Exercise aim: Collect every line in the records below that contains the word "your".

BEGIN

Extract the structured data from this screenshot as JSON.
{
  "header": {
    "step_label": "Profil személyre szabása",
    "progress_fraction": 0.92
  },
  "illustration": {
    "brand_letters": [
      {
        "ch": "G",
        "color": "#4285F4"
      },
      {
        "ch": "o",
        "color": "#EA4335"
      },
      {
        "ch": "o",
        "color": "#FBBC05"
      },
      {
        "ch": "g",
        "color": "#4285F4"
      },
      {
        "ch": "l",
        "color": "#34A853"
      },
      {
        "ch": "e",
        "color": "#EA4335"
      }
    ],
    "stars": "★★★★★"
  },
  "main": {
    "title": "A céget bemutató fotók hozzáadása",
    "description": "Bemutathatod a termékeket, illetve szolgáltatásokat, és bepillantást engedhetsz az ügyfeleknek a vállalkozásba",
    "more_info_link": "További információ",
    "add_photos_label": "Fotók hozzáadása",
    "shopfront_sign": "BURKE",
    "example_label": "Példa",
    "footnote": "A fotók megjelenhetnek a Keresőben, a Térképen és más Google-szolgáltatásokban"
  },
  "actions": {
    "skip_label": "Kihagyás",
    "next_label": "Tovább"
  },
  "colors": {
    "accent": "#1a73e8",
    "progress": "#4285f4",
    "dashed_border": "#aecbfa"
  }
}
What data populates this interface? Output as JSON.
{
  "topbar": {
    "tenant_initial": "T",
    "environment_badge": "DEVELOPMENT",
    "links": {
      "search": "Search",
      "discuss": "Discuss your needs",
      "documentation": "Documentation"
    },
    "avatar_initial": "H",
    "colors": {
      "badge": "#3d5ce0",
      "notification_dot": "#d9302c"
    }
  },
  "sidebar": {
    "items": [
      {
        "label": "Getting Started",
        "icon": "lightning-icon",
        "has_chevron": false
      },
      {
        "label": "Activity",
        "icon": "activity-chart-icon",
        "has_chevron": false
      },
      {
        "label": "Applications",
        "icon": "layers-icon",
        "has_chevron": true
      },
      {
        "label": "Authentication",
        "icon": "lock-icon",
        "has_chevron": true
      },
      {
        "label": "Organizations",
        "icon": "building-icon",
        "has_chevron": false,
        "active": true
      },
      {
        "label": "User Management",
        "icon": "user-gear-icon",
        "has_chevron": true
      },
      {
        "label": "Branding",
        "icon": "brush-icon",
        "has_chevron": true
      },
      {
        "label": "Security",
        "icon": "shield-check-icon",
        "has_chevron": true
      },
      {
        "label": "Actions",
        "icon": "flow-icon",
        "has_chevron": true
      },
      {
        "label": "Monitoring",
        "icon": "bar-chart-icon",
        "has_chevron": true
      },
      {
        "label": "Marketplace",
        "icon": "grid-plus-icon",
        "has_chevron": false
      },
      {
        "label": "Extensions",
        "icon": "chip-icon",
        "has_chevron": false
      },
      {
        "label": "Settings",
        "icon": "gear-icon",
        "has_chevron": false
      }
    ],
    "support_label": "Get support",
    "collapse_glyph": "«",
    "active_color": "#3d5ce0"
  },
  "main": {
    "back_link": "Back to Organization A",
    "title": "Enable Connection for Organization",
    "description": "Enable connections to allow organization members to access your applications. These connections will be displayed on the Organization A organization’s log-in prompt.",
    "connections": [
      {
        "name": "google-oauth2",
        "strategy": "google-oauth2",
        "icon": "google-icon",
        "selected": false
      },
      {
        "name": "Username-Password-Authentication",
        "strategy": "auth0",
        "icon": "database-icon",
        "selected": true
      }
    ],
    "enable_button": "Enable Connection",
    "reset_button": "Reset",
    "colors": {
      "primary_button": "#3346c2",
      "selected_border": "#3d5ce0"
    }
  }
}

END

Task answer:
      "discuss": "Discuss your needs",
    "description": "Enable connections to allow organization members to access your applications. These connections will be displayed on the Organization A organization’s log-in prompt.",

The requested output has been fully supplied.